What does Ohio State mean to building a better life?
Krystle Holland, 25, endured the challenges of homelessness before she found the Childcare Workforce Development Program at the College of Education and Human Ecology’s Schoenbaum Family Center at Weinland Park. The invitation to train as an early childhood educator overwhelmed her with joy.
Working as interns while their children attend the A. Sophie Rogers Laboratory School at the center, the participants learn about child development, high-quality child care and education, and health and safety.
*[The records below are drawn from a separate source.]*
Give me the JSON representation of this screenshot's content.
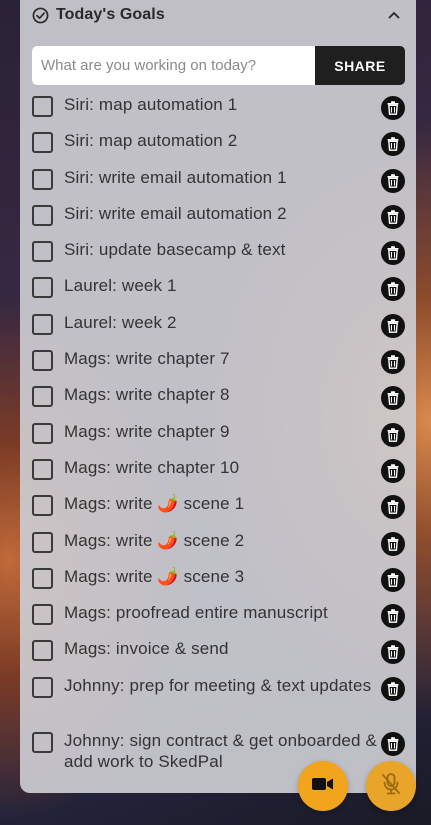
{
  "header": {
    "title": "Today's Goals"
  },
  "input": {
    "placeholder": "What are you working on today?",
    "value": "",
    "share_label": "SHARE"
  },
  "items": [
    {
      "label": "Siri: map automation 1"
    },
    {
      "label": "Siri: map automation 2"
    },
    {
      "label": "Siri: write email automation 1"
    },
    {
      "label": "Siri: write email automation 2"
    },
    {
      "label": "Siri: update basecamp & text"
    },
    {
      "label": "Laurel: week 1"
    },
    {
      "label": "Laurel: week 2"
    },
    {
      "label": "Mags: write chapter 7"
    },
    {
      "label": "Mags: write chapter 8"
    },
    {
      "label": "Mags: write chapter 9"
    },
    {
      "label": "Mags: write chapter 10"
    },
    {
      "label": "Mags: write 🌶️ scene 1"
    },
    {
      "label": "Mags: write 🌶️ scene 2"
    },
    {
      "label": "Mags: write 🌶️ scene 3"
    },
    {
      "label": "Mags: proofread entire manuscript"
    },
    {
      "label": "Mags: invoice & send"
    },
    {
      "label": "Johnny: prep for meeting & text updates"
    },
    {
      "label": "Johnny: sign contract & get onboarded & add work to SkedPal"
    }
  ],
  "icons": {
    "header": "check-circle-icon",
    "collapse": "chevron-up-icon",
    "delete": "trash-icon",
    "camera": "video-camera-icon",
    "mic": "microphone-muted-icon"
  },
  "colors": {
    "accent": "#f1a41c",
    "share_bg": "#1f1f1f",
    "panel": "#cdcdd2"
  }
}
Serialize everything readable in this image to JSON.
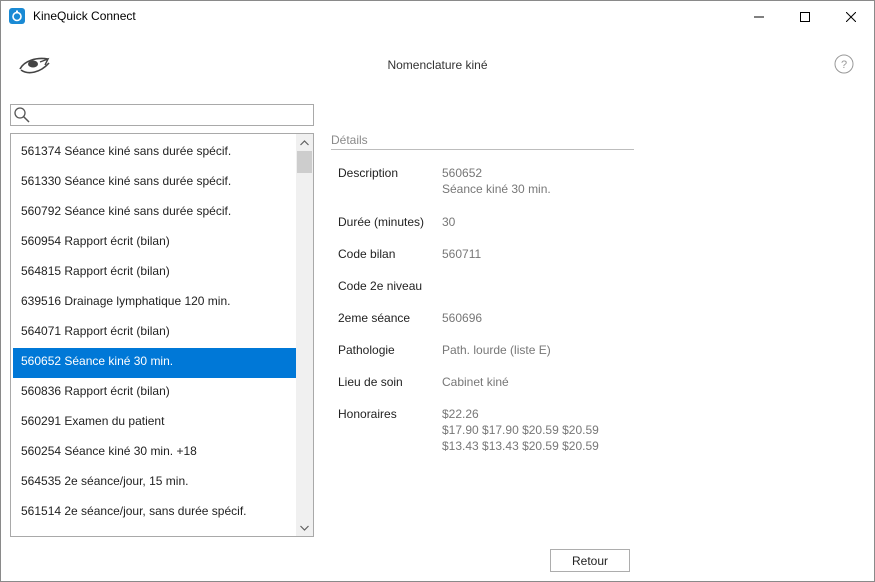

After the program, they can provide childcare in their homes, seek jobs in the field, or pursue higher education.
The program was launched by a gift from Barbara and Al Siemer through the Siemer Family Foundation. “It helps kids get a good start in life, improves their literacy, and supports family stability,” said Siemer, a retired English teacher. “When I first heard about it, I could scarcely wait to tell my husband this wonderful idea.”
Holland said she now understands how children develop. “I find myself talking to my sister and people around me to add my insights about parenting,” she said.
Holland thanks Siemer for opening a door for her. “I’m thankful for the way she wants life to be for everyone. Despite how low a person can get, it gets greater later. It’s my later, and I’m greater.”